Update : Dear readers, your interest in this article and its resultant enormous reach seems to have made Maruti take cognizance of the situation. The company has contacted us acknowledging that they need to take care of this iconic car. We received an assurance that they’re communicating with the current owners of this car as we speak. Things seem to be working out, and hopefully, India’s first Maruti 800 will be brought back to shape soon.
If you’re wandering around the Green park area in Delhi, and chance across a white, first generation Maruti 800 (DIA 6479) lying in shambles – that’s national heritage sitting in tatters right there. It’s a bit of a shame, because not only it used to be a fine automobile when it was healthier, it also happens to be India’s first ever Maruti 800. Historical ramifications are acute – after this very car rolled off the production lines in December 14, 1983, a whopping 2.7 million units followed, spawning three generations, until it was officially discontinued in January 2014. Apart from being one of the best sellers of the world, India literally drove with the Maruti 800.
Harpal Singh and wife Gulshanbeer Kaur with their Maruti 800.
Keys to this very car were handed over to the legacy’s first customer – Indian Airlines Employee Harpal Singh and his wife Gulshanbeer Kaur by Indira Gandhi on the aforementioned date. Not only was it the birth anniversary of the former Prime Minister’s son Sanjay Gandhi, but it also marked the fulfillment of his dream: the “people’s car” for India.
A proud Harpal Singh receiving the car’s keys from former Indian Prime Minister Indira Gandhi.

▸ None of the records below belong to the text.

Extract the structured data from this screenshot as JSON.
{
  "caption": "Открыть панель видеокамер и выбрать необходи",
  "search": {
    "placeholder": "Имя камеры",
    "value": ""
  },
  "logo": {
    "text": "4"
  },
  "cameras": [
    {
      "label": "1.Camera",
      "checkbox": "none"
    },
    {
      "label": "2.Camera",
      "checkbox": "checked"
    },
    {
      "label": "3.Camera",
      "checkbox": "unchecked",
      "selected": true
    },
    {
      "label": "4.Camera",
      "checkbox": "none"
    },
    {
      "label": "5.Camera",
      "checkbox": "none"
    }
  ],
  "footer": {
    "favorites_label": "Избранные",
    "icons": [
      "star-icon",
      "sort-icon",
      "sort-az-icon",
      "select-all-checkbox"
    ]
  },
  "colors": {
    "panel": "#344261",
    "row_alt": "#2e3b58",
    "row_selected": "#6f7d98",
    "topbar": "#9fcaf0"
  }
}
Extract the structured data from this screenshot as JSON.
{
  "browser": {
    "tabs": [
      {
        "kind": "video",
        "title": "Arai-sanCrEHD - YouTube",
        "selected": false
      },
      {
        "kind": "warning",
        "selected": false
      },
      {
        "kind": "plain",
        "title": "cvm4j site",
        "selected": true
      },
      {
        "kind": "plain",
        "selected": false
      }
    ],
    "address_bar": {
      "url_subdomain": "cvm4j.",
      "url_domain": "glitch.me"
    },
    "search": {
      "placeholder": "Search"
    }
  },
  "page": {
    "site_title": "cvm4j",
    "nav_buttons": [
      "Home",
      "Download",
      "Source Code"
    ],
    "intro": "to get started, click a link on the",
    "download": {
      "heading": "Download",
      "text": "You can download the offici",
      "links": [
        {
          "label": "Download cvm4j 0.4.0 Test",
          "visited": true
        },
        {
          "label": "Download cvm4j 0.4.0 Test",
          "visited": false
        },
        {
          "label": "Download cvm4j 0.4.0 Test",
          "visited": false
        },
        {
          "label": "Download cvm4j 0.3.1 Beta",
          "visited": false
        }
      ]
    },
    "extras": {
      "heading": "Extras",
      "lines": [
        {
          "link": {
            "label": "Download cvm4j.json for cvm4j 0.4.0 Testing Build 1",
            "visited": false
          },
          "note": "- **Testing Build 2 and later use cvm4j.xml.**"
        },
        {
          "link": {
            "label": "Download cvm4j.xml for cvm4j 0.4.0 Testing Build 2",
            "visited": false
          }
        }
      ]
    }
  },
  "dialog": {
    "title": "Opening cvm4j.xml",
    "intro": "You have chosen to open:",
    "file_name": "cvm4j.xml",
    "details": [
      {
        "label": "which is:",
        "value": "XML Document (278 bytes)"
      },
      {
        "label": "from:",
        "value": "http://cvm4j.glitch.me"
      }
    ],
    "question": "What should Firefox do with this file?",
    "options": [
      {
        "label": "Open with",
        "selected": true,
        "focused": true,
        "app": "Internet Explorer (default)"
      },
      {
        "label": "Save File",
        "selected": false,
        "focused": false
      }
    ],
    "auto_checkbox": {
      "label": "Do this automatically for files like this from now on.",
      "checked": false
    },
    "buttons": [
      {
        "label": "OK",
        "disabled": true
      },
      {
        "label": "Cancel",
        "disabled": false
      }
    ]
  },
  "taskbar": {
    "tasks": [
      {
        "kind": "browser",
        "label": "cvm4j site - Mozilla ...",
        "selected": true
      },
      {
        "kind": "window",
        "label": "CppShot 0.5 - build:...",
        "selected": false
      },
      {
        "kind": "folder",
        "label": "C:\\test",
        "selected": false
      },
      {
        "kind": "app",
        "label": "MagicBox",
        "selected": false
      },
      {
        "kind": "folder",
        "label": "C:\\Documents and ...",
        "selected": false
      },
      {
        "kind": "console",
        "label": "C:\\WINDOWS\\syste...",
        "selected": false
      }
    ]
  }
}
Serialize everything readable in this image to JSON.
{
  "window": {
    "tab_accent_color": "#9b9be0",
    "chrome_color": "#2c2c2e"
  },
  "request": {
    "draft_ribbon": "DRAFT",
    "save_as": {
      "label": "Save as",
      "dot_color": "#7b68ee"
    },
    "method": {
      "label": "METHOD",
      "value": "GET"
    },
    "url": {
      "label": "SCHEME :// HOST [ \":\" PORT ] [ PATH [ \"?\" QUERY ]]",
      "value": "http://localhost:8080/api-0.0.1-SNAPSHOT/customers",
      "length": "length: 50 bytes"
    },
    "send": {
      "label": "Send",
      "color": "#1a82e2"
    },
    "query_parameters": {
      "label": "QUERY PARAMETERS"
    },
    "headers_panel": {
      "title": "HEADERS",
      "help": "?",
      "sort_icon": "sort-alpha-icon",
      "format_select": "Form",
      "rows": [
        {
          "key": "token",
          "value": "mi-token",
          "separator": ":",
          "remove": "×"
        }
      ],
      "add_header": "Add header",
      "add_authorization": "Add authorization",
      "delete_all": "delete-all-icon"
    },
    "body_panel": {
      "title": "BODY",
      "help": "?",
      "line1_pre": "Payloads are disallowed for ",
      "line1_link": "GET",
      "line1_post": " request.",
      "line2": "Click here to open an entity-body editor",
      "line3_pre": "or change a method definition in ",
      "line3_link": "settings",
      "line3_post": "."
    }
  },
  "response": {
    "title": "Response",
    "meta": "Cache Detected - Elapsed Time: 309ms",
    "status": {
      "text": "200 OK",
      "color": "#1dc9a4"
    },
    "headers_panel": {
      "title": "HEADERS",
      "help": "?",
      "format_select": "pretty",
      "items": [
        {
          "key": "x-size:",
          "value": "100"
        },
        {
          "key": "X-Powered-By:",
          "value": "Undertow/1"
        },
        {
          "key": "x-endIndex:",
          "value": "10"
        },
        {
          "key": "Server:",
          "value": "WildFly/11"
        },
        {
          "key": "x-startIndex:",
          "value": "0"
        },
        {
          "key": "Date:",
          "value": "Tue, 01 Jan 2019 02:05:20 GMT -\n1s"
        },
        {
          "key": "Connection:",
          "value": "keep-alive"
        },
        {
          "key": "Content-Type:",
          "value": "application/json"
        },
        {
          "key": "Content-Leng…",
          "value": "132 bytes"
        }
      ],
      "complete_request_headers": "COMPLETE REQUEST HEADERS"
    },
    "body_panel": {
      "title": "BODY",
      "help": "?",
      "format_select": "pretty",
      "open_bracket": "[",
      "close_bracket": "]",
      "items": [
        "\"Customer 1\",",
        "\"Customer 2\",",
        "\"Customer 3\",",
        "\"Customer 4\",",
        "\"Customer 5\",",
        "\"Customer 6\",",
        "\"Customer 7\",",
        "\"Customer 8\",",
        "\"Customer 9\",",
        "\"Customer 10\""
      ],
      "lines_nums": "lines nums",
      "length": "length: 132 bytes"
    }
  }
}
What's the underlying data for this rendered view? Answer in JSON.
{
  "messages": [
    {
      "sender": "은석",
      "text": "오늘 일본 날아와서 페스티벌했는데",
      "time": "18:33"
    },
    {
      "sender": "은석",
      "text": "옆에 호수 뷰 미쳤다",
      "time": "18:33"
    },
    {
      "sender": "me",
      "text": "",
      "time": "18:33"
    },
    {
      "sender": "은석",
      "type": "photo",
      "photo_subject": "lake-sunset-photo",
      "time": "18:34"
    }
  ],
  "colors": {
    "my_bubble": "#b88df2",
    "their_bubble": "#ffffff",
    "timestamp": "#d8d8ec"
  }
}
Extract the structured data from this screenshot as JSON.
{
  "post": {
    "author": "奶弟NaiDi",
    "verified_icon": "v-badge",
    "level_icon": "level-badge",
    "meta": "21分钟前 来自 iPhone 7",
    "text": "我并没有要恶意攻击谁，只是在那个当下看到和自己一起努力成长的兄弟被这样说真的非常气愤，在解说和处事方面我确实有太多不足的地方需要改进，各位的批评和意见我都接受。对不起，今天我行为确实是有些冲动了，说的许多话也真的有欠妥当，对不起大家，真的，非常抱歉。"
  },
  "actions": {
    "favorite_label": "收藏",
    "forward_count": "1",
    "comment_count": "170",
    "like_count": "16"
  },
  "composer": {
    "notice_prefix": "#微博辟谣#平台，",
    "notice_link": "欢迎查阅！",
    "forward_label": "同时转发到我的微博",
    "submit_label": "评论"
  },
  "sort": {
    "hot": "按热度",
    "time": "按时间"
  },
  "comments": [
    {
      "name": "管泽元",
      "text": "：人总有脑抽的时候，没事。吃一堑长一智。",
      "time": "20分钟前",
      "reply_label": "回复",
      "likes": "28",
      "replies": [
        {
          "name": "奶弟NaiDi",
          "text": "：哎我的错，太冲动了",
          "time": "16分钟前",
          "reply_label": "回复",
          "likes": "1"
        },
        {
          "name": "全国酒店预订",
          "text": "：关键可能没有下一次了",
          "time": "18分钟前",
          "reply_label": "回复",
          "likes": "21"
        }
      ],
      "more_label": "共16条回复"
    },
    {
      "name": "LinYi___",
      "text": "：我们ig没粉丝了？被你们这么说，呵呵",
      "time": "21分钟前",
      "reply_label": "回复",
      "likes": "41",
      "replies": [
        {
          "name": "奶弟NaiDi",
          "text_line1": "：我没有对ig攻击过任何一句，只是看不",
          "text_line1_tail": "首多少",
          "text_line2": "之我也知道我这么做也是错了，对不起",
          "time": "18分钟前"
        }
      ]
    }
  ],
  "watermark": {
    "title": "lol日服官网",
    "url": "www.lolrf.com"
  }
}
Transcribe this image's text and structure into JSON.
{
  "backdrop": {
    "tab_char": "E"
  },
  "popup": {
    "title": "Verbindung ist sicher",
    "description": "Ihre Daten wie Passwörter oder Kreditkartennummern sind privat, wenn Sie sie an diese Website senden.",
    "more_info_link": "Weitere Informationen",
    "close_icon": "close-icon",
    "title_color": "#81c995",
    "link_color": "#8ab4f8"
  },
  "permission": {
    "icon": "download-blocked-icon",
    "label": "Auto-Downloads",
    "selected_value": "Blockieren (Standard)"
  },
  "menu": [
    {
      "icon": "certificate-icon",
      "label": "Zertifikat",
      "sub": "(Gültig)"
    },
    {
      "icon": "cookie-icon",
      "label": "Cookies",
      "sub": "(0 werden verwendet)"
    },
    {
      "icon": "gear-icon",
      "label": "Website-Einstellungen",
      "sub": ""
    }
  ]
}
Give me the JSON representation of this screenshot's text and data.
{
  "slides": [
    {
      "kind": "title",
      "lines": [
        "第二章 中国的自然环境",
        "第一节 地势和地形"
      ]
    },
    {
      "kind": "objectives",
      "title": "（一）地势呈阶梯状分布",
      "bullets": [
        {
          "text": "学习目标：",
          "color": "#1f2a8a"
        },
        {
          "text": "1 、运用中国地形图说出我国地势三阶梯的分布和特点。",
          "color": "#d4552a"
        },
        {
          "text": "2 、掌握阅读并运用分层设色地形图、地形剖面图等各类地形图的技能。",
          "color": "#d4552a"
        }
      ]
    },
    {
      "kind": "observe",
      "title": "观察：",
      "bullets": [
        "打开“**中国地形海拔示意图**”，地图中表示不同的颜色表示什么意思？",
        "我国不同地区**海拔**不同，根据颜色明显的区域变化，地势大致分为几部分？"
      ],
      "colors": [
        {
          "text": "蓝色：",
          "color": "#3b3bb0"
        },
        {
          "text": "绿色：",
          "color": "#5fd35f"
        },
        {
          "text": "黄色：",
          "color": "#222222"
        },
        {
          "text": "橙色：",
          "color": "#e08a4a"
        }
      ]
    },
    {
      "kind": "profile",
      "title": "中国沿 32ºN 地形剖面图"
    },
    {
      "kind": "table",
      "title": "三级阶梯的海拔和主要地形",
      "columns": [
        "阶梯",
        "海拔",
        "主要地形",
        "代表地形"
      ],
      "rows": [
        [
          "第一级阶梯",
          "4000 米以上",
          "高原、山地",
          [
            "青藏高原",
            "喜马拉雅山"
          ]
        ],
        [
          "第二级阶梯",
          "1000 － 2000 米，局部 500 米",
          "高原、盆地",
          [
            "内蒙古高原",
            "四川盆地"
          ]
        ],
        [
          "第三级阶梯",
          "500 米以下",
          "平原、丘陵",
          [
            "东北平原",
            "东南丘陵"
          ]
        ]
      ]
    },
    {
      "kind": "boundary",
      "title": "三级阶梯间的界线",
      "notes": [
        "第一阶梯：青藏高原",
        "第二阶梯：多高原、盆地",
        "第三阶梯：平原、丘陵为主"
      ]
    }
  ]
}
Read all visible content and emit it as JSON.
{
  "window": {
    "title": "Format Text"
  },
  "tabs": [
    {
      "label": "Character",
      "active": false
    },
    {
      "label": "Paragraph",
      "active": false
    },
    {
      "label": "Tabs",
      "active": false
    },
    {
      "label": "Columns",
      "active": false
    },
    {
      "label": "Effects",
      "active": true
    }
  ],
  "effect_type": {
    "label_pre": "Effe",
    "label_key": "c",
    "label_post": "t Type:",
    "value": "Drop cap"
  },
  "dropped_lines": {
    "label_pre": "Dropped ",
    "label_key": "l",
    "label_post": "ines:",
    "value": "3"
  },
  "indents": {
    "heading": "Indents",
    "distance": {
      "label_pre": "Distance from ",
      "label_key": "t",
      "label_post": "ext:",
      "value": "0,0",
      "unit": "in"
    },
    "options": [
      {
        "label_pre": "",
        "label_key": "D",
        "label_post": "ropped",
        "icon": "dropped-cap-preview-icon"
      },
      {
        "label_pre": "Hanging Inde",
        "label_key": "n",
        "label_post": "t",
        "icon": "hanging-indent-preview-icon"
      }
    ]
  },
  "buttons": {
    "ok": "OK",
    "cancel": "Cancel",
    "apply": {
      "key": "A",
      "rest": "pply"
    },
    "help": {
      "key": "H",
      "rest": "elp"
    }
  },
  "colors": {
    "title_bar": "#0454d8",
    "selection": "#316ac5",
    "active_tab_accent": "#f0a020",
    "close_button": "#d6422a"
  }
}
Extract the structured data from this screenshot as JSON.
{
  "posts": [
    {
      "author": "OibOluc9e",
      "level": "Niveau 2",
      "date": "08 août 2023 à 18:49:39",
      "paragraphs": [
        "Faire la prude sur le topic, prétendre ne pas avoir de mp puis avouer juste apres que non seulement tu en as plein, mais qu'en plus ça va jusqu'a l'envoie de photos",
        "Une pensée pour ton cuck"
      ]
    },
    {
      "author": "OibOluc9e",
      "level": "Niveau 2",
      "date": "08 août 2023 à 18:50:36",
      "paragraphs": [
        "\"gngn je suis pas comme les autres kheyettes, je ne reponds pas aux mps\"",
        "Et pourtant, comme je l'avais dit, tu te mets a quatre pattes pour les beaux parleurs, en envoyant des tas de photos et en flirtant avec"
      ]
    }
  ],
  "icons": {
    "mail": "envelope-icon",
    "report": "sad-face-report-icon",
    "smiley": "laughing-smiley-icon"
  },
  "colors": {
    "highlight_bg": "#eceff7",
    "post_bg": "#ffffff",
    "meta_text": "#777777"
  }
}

The very next day after taking delivery, Harpal planned the first trip in his car to Meerut along his wife, elder daughter Govinder Pal Kaur, her husband Tejinder Ahluwalia and younger daughter Sunita Walia. Ahluwalia, 65, recalls about halting at two places on the way and how the car was the cynosure of all eyes, with huge crowd pulling abilities. Back then it was the Indian dream, with many people applying to buy one, but it was being given only to few through lucky draws.
Harpal Singh’s family: (From left to right) Govinder Pal Kaur, Tejinder Ahluwalia, Amardeep Walia, Sunita Walia.
“People were ready to pay more than Rs 1 lakh (its actual cost was Rs 47,500 then) to my father-in-law to buy it, but he never even contemplated such a move,” says younger son-in-law of Harpal Singh, Amardeep Walia, 55. Yes, Mr. Singh was very stern about his prized possession, so much so that he owned it till the very last day he lived. Singh passed away in 2010, and his wife two years later, leaving the car to gather rust and dirt. His two daughters currently live in South Delhi, and their husbands are unable to take care of the car. Also emission norms have rendered it undrivable in and around Delhi, while letters to Maruti to restore it were all unanswered.
The old man himself, with his beloved DIA 6479 in the backdrop.
The car is technically a SS80, a name the first generation models produced from 1983 – 85 are referred to as. This one is particular, looks like a standard variant, while the range topping Deluxe came with goodies like a digital clock, Stanley leather seats ,clarion HI FI stereo with two speakers, HVAC,tinted glass,three point seatbelts,velvet floor mats and carpets. Is there anybody out there who’d restore this piece of national heritage back to its glory days? We reckon it’ll become somewhat more valuable in the years to come – a true museum piece.
Images & Source : Hindustan Times